Providers coordinating care of mothers and infants can partner with the family to identify outpatient providers and systems of care to optimize the health. Providers may consider identifying community and tribal agencies working with families to address social determinants of health including factors such as food insecurity, homelessness, poverty, and domestic violence that may affect mothers and families. Additionally, providers can partner with community and tribal programs to organize support and optimize development for infants with prenatal drug exposure. Potential agencies for collaboration may include:

  • Residential care for parenting women with substance use disorders
  • Early childhood programs such as public health nurses
  • Infant nutrition and lactation support programs such as WIC
  • Early childhood home visiting services utilizing
  • Evidence-based or promising practice strategies
  • Early intervention programs funded through Part C of the Individuals with Disabilities Act, tribal and state agencies
  • Early Head Start and Head Start, and school systems

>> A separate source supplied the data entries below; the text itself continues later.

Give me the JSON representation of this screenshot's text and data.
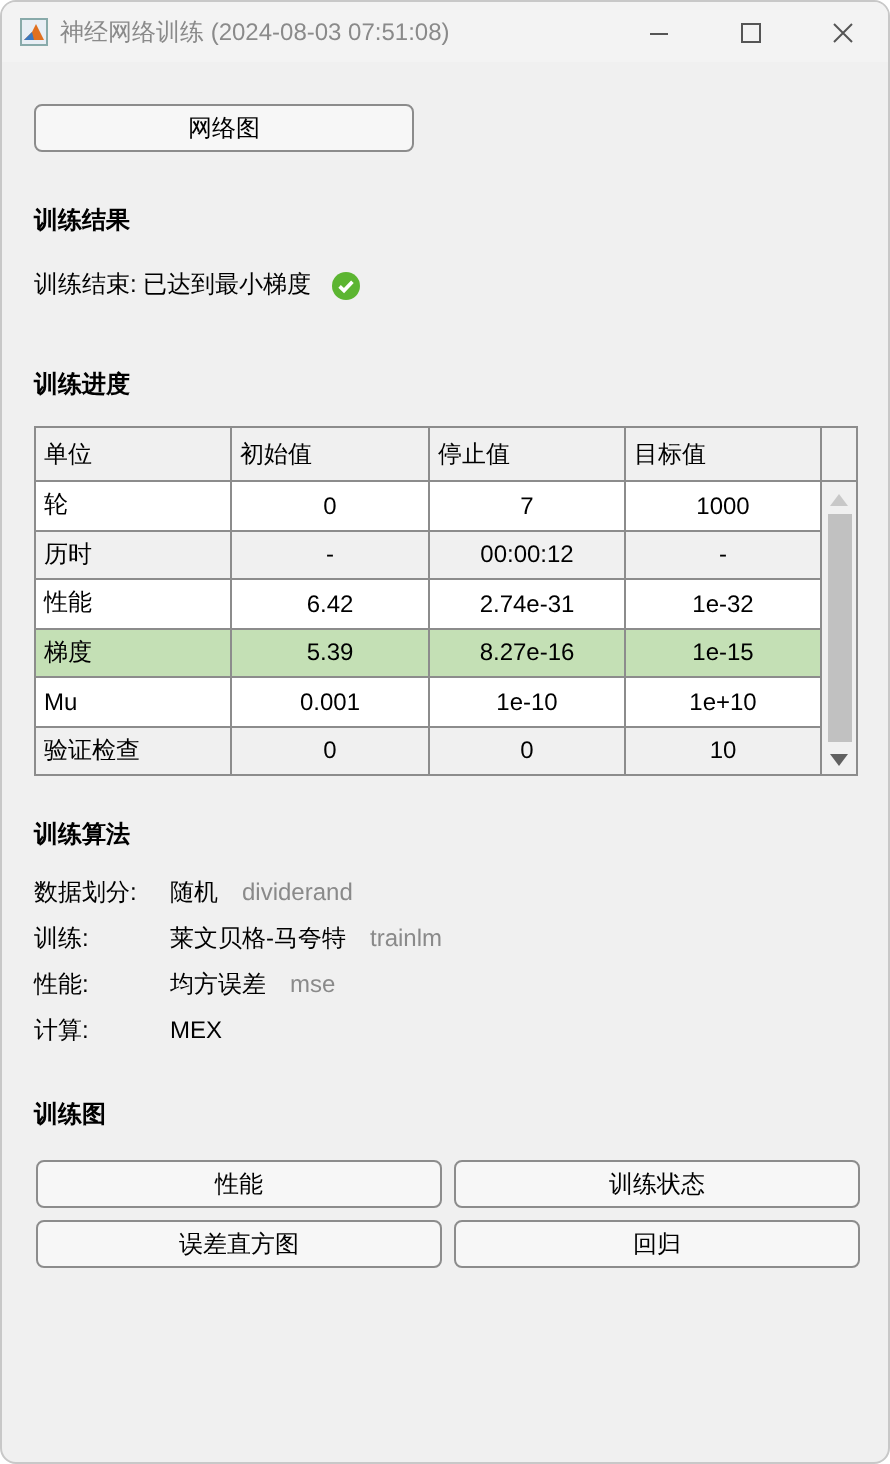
{
  "window": {
    "title": "神经网络训练 (2024-08-03 07:51:08)"
  },
  "network_button": "网络图",
  "results": {
    "heading": "训练结果",
    "message": "训练结束: 已达到最小梯度",
    "success": true
  },
  "progress": {
    "heading": "训练进度",
    "columns": [
      "单位",
      "初始值",
      "停止值",
      "目标值"
    ],
    "rows": [
      {
        "cells": [
          "轮",
          "0",
          "7",
          "1000"
        ],
        "highlighted": false
      },
      {
        "cells": [
          "历时",
          "-",
          "00:00:12",
          "-"
        ],
        "highlighted": false
      },
      {
        "cells": [
          "性能",
          "6.42",
          "2.74e-31",
          "1e-32"
        ],
        "highlighted": false
      },
      {
        "cells": [
          "梯度",
          "5.39",
          "8.27e-16",
          "1e-15"
        ],
        "highlighted": true
      },
      {
        "cells": [
          "Mu",
          "0.001",
          "1e-10",
          "1e+10"
        ],
        "highlighted": false
      },
      {
        "cells": [
          "验证检查",
          "0",
          "0",
          "10"
        ],
        "highlighted": false
      }
    ]
  },
  "algorithms": {
    "heading": "训练算法",
    "items": [
      {
        "label": "数据划分:",
        "value": "随机",
        "code": "dividerand"
      },
      {
        "label": "训练:",
        "value": "莱文贝格-马夸特",
        "code": "trainlm"
      },
      {
        "label": "性能:",
        "value": "均方误差",
        "code": "mse"
      },
      {
        "label": "计算:",
        "value": "MEX"
      }
    ]
  },
  "plots": {
    "heading": "训练图",
    "buttons": [
      "性能",
      "训练状态",
      "误差直方图",
      "回归"
    ]
  }
}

A comprehensive approach to the care of pregnant and parenting women, infants, and children affected by opioid use disorder starts with prenatal care and extends well into childhood. Comprehensive care for children’s health and wellness includes:

  • Appropriate newborn care with early skin-to-skin opportunities for mother and infant
  • Initiation of breastfeeding and ongoing lactation support, when appropriate
  • Close observation of the newborn for signs of withdrawal
  • Appropriate support and supplies that ease transition home
  • Access to birth control and reproductive health care
  • Appropriate treatment from supportive to pharmacologic until discharge of infant; and
  • Established well childcare, child development, substance use disorder treatment, and well adult care through the child's 8th birthday

The role of home visitation services is also critical to establishing wrap-around care models. Involvement of home visitation programs in community response creates an opportunity to revitalize traditional cultural practices that support children and families across all treatment and service providers.


Trauma Informed Resources